Policy makers would step in to smooth `extreme' FX volatility
Agriculture, tourism to gain most from peace with guerrillas
The Colombian central bank’s unexpected interest rate increase on Friday should be sufficient to anchor inflation expectations and does not indicate the start of tightening cycle, according to Finance Minister Mauricio Cardenas.
The decision to raise the benchmark lending rate by 25 basis points to 4.75 percent demonstrates the central bank’s dedication to the 3 percent inflation target, plus or minus one percentage point, he said.
“This sends a very strong clear signal to all economic agents that there’s a firm commitment on the part of the central bank to keep inflation under control,” Cardenas said in an interview at Bloomberg’s office in New York.
While the move follows the steady weakening of the peso this year, policy makers are not currently considering more aggressive measures to stem the currency’s decline, such as the use of swaps or international reserves, Cardenas said. The peso has reached its equilibrium level at about 3,000 per dollar, he added.

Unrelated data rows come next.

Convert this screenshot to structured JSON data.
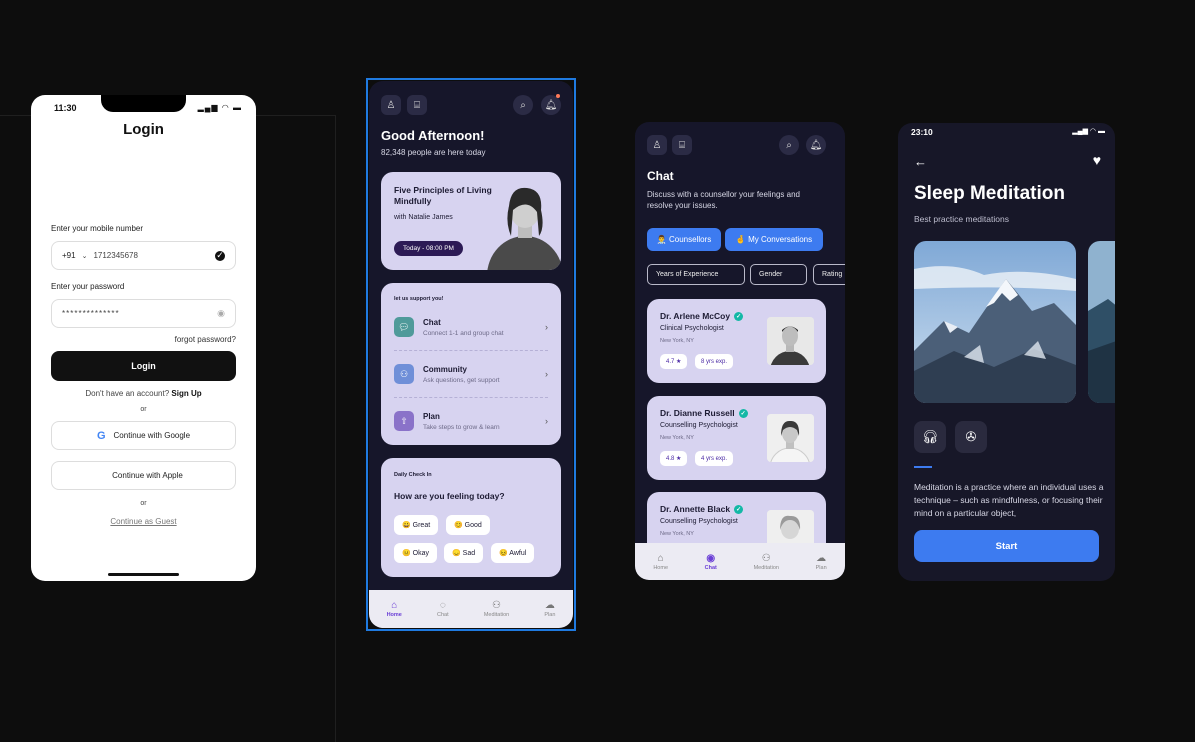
{
  "login": {
    "time": "11:30",
    "title": "Login",
    "mobile_label": "Enter your mobile number",
    "country_code": "+91",
    "phone_value": "1712345678",
    "password_label": "Enter your password",
    "password_value": "**************",
    "forgot": "forgot password?",
    "login_button": "Login",
    "no_account": "Don't have an account?",
    "signup": "Sign Up",
    "or1": "or",
    "google": "Continue with Google",
    "apple": "Continue with Apple",
    "or2": "or",
    "guest": "Continue as Guest"
  },
  "home": {
    "greeting": "Good Afternoon!",
    "people_count": "82,348 people are here today",
    "hero": {
      "title": "Five Principles of Living Mindfully",
      "host": "with Natalie James",
      "time_pill": "Today - 08:00 PM"
    },
    "support": {
      "caption": "let us support you!",
      "items": [
        {
          "title": "Chat",
          "subtitle": "Connect 1-1 and group chat",
          "color": "#4f9a9a"
        },
        {
          "title": "Community",
          "subtitle": "Ask questions, get support",
          "color": "#6f8fd8"
        },
        {
          "title": "Plan",
          "subtitle": "Take steps to grow & learn",
          "color": "#8a72c9"
        }
      ]
    },
    "checkin": {
      "caption": "Daily Check In",
      "question": "How are you feeling today?",
      "moods": [
        "😀 Great",
        "😊 Good",
        "😐 Okay",
        "😞 Sad",
        "😣 Awful"
      ]
    },
    "tabs": [
      "Home",
      "Chat",
      "Meditation",
      "Plan"
    ]
  },
  "chat": {
    "title": "Chat",
    "description": "Discuss with a counsellor your feelings and resolve your issues.",
    "btn_counsellors": "👨‍⚕️ Counsellors",
    "btn_conversations": "🤞 My Conversations",
    "filters": [
      "Years of Experience",
      "Gender",
      "Rating"
    ],
    "counsellors": [
      {
        "name": "Dr. Arlene McCoy",
        "role": "Clinical Psychologist",
        "location": "New York, NY",
        "rating": "4.7 ★",
        "exp": "8 yrs exp."
      },
      {
        "name": "Dr. Dianne Russell",
        "role": "Counselling Psychologist",
        "location": "New York, NY",
        "rating": "4.8 ★",
        "exp": "4 yrs exp."
      },
      {
        "name": "Dr. Annette Black",
        "role": "Counselling Psychologist",
        "location": "New York, NY",
        "rating": "",
        "exp": ""
      }
    ],
    "tabs": [
      "Home",
      "Chat",
      "Meditation",
      "Plan"
    ]
  },
  "meditation": {
    "time": "23:10",
    "title": "Sleep Meditation",
    "subtitle": "Best practice meditations",
    "body": "Meditation is a practice where an individual uses a technique – such as mindfulness, or focusing their mind on a particular object,",
    "start": "Start"
  },
  "colors": {
    "accent_blue": "#3d7bf0",
    "card_lavender": "#d7d3f0",
    "dark_bg": "#16162a",
    "active_tab": "#6b3fd6"
  }
}
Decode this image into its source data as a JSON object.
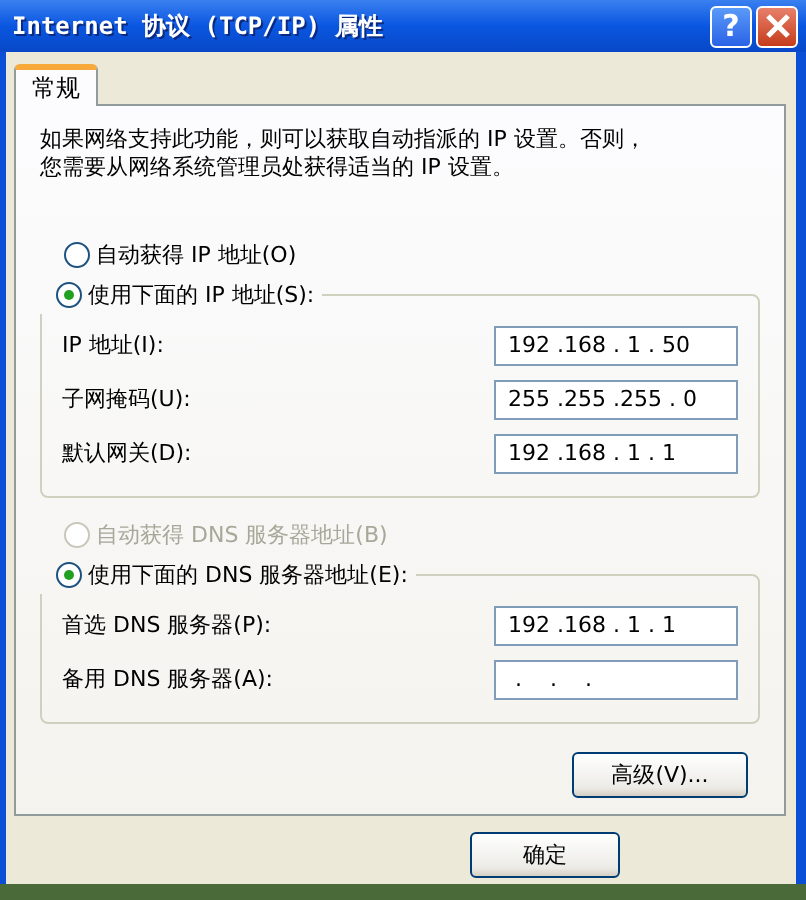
{
  "window": {
    "title": "Internet 协议 (TCP/IP) 属性",
    "help": "?"
  },
  "tabs": [
    {
      "label": "常规",
      "selected": true
    }
  ],
  "description": [
    "如果网络支持此功能，则可以获取自动指派的 IP 设置。否则，",
    "您需要从网络系统管理员处获得适当的 IP 设置。"
  ],
  "ip_section": {
    "options": [
      {
        "label": "自动获得 IP 地址(O)",
        "selected": false,
        "disabled": false
      },
      {
        "label": "使用下面的 IP 地址(S):",
        "selected": true,
        "disabled": false
      }
    ],
    "fields": [
      {
        "label": "IP 地址(I):",
        "value": "192 .168 . 1 . 50"
      },
      {
        "label": "子网掩码(U):",
        "value": "255 .255 .255 . 0"
      },
      {
        "label": "默认网关(D):",
        "value": "192 .168 . 1 . 1"
      }
    ]
  },
  "dns_section": {
    "options": [
      {
        "label": "自动获得 DNS 服务器地址(B)",
        "selected": false,
        "disabled": true
      },
      {
        "label": "使用下面的 DNS 服务器地址(E):",
        "selected": true,
        "disabled": false
      }
    ],
    "fields": [
      {
        "label": "首选 DNS 服务器(P):",
        "value": "192 .168 . 1 . 1"
      },
      {
        "label": "备用 DNS 服务器(A):",
        "value": " .    .    ."
      }
    ]
  },
  "advanced_button": "高级(V)...",
  "ok_button": "确定"
}
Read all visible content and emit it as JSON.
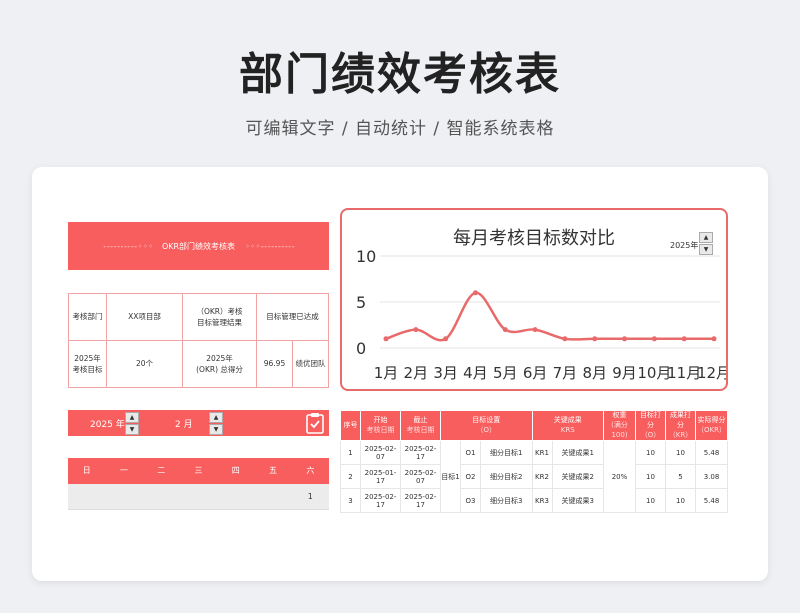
{
  "header": {
    "title": "部门绩效考核表",
    "subtitle": "可编辑文字 / 自动统计 / 智能系统表格"
  },
  "banner": {
    "deco_left": "- - - - - - - - - - ◦ ◦ ◦",
    "title": "OKR部门绩效考核表",
    "deco_right": "◦ ◦ ◦ - - - - - - - - - -"
  },
  "summary": {
    "row1": [
      "考核部门",
      "XX项目部",
      "（OKR）考核\n目标管理结果",
      "目标管理已达成"
    ],
    "row2": [
      "2025年\n考核目标",
      "20个",
      "2025年\n(OKR) 总得分",
      "96.95",
      "绩优团队"
    ]
  },
  "chart_panel": {
    "year_value": "2025年",
    "up_glyph": "▲",
    "down_glyph": "▼"
  },
  "chart_data": {
    "type": "line",
    "title": "每月考核目标数对比",
    "categories": [
      "1月",
      "2月",
      "3月",
      "4月",
      "5月",
      "6月",
      "7月",
      "8月",
      "9月",
      "10月",
      "11月",
      "12月"
    ],
    "values": [
      1,
      2,
      1,
      6,
      2,
      2,
      1,
      1,
      1,
      1,
      1,
      1
    ],
    "ylim": [
      0,
      10
    ],
    "yticks": [
      "0",
      "5",
      "10"
    ],
    "grid": true,
    "color": "#e86a6a"
  },
  "date_bar": {
    "year": "2025 年",
    "month": "2 月"
  },
  "calendar": {
    "weekdays": [
      "日",
      "一",
      "二",
      "三",
      "四",
      "五",
      "六"
    ],
    "row1": [
      "",
      "",
      "",
      "",
      "",
      "",
      "1"
    ]
  },
  "okr_table": {
    "headers": {
      "seq": "序号",
      "start_a": "开始",
      "start_b": "考核日期",
      "end_a": "截止",
      "end_b": "考核日期",
      "obj_a": "目标设置",
      "obj_b": "（O）",
      "kr_a": "关键成果",
      "kr_b": "KRS",
      "weight_a": "权重",
      "weight_b": "(满分100)",
      "o_a": "目标打分",
      "o_b": "（O）",
      "krs_a": "成果打分",
      "krs_b": "（KR）",
      "act_a": "实际得分",
      "act_b": "（OKR）"
    },
    "group_label": "目标1",
    "weight": "20%",
    "rows": [
      {
        "seq": "1",
        "start": "2025-02-07",
        "end": "2025-02-17",
        "o": "O1",
        "sub": "细分目标1",
        "kr": "KR1",
        "result": "关键成果1",
        "o_score": "10",
        "kr_score": "10",
        "actual": "5.48"
      },
      {
        "seq": "2",
        "start": "2025-01-17",
        "end": "2025-02-07",
        "o": "O2",
        "sub": "细分目标2",
        "kr": "KR2",
        "result": "关键成果2",
        "o_score": "10",
        "kr_score": "5",
        "actual": "3.08"
      },
      {
        "seq": "3",
        "start": "2025-02-17",
        "end": "2025-02-17",
        "o": "O3",
        "sub": "细分目标3",
        "kr": "KR3",
        "result": "关键成果3",
        "o_score": "10",
        "kr_score": "10",
        "actual": "5.48"
      }
    ]
  },
  "colors": {
    "accent": "#f85e5e",
    "chart_line": "#e86a6a",
    "border": "#f2a3a3"
  }
}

The Central Bank would still act in the case of “extreme volatility” in currency markets, Cardenas said, noting that the country’s floating exchange regime has helped Colombia absorb the impact of a sharp decline in oil prices. Allowing the peso to weaken is part of Colombia’s “balanced” policies, he said.
“More taxes, less expenses and a flexible exchange rate that allows our current account to adjust -- that’s the pragmatic approach,” Cardenas said.
The peso fell to a record low of 3,261.45 per dollar last month. The currency’s 35 percent drop in 12 months is the biggest after the Russian ruble and the Brazilian real among major emerging market currencies. It closed at 3,073.83 per dollar on Friday.
In industries such as processed foods, textiles and beverages, Colombian companies have already started to benefit as they face less competition with more expensive imported goods, Cardenas said.
Meanwhile, other sectors, including agriculture and tourism, stand to gain from the so-called peace dividend as Colombia is expected to sign a definitive pact with armed FARC rebels in six months, Cardenas said. Some parts of the country could see as much as 4 percent growth in economic activity with the end of the 50-year old conflict, he said.
Cardenas said multilateral organizations such as the World Bank may contribute to the costs of peace-transition projects that help preserve the environment and fight drug trafficking. The government is working on an estimate of the cost for the reintegration of former guerrilla fighters and crop substitution programs following a peace deal, he said.
“Part of the costs will be offset by additional economic growth," he said. "A portion of the peace process pays for itself."